A crawler-transporter carrying a mobile launch platform, with the SLS on it, left the Vehicle Assembly Building here at approximately 5:45 p.m. Eastern. It traveled the 6.8 kilometers to Launch Complex 39B, arriving there around 4 a.m. Eastern March 18.

NASA turned the initial phase of the rollout, as the vehicle emerged from the VAB and then stopped for checks and reconfigurations, as a celebration of the long-delayed rocket. Employees and guests gathered near the vehicle to take photos and hear remarks from NASA Administrator Bill Nelson and music from a college band.

“There is no doubt we are in a golden era of space exploration, discovery and ingenuity in space, and it all begins with Artemis 1,” Nelson said. “Artemis 1 will demonstrate NASA’s commitment and capacity to extend humanity’s presence on the moon and beyond.”

With SLS now on the pad, pomp and circumstance give way to preparations for a countdown test called a wet dress rehearsal (WDR). That work will start with connecting the vehicle to interfaces at the pad and go through tests of various systems.

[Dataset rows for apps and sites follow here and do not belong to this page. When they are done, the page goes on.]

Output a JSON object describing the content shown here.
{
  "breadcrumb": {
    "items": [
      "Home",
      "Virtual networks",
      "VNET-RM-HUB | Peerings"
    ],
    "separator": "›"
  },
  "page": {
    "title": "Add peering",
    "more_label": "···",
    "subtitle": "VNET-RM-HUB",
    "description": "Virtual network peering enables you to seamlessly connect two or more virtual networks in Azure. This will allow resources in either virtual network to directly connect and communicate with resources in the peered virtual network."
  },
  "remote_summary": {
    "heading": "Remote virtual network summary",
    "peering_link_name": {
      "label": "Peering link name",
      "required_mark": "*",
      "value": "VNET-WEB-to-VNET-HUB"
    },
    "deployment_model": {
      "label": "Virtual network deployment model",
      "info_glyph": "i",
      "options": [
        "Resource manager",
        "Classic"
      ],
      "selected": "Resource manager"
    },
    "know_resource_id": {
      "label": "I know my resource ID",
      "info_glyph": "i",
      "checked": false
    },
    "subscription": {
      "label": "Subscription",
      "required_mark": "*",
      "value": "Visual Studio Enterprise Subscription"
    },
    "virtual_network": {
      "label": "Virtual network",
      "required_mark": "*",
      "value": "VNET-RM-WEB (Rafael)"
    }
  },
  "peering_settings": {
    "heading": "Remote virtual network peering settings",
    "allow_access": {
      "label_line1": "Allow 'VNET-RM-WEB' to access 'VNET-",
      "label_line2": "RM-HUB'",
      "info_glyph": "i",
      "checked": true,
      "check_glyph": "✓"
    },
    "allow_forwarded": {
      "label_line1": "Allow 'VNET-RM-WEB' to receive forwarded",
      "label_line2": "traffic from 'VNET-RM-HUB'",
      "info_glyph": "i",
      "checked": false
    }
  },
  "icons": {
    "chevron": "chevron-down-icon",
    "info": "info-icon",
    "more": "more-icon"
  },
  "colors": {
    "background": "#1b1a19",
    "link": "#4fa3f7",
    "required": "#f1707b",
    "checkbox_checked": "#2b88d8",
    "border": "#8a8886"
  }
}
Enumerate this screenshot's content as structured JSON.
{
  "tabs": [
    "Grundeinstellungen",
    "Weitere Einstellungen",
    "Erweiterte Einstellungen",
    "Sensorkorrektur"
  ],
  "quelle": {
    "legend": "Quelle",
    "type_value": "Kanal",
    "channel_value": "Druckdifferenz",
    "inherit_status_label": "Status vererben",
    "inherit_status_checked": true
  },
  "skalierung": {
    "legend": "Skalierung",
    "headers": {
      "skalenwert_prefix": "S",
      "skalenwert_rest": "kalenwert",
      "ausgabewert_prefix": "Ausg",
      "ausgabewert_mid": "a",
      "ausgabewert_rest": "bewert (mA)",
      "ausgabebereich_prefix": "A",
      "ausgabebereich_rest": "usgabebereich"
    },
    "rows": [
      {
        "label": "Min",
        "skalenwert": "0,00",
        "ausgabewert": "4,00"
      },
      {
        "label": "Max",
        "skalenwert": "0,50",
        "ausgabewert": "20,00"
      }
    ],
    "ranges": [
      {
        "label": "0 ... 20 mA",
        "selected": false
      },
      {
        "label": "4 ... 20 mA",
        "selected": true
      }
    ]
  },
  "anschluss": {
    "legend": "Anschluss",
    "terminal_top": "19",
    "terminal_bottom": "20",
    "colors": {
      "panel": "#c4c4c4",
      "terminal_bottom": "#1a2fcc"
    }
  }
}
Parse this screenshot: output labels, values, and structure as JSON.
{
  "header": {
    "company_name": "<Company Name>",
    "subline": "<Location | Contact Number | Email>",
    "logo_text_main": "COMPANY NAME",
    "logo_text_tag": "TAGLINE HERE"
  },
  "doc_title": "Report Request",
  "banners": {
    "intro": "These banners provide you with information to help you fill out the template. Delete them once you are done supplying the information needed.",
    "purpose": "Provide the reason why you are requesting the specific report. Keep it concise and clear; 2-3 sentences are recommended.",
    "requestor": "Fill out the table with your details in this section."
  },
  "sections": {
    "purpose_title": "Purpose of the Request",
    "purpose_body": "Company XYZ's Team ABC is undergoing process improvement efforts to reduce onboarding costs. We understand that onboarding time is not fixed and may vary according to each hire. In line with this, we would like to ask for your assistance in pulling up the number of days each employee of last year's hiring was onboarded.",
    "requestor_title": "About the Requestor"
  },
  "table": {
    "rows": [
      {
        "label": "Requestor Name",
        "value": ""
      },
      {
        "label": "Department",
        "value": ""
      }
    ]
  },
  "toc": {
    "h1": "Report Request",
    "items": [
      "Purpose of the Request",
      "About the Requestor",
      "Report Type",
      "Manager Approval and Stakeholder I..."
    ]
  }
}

“At Stennis we did two core stage firings, so we know the tank is sound, but that ground system is different from ours,” said Brad McCain, vice president and deputy general manager at Jacobs, the prime contractor for NASA’s Exploration Ground Systems, in an interview. That includes tests of both hardware and software systems on the vehicle and ground equipment.

That will culminate in the WDR itself, when the SLS core stage is filled with liquid oxygen and liquid hydrogen propellants and goes through a countdown that stops at about T-10 seconds, just before the core stage’s engines would ignite.

The fueling process takes eight hours, versus two and a half for the shuttle, because of the larger tanks and the addition of an upper stage. “Because I’ve got more interfaces, I’ve got more potential for leaks from a cryo perspective, so more things to worry about,” McCain said. The longer load time, he said, require two shifts of controllers to cover the fueling and the countdown, versus one for the shuttle.

SLS
The first SLS, with the Orion spacecraft on top, makes its way to Launch Complex 39B. Credit: SpaceNews/Jeff Foust

The WDR is scheduled for April 3. About a week and a half later, the vehicle will be rolled back to the Vehicle Assembly Building for any corrective work from the pad tests and for final preparations, then rolled back out to the pad for the Artemis 1 launch, no earlier than June.

“We’ve got some planned work,” he said, such as final closeouts on the vehicle. He said there’s likely to be some minor repairs needed to the core stage’s thermal protection system after the tanking and detanking during the WDR. “It’s just looking for anything that tanking may have damaged and wear and tear. If there’s none of that, it’s just plain closeout work.”

McCain said in the interview shortly before the rollout that he was looking forward to finally seeing the vehicle emerge from the Vehicle Assembly Building after years of work. “It’s exciting to be part of history,” he said. “You’ve done your part and you feel pride that you’ve done your part. If everybody does their part, then everything goes well.”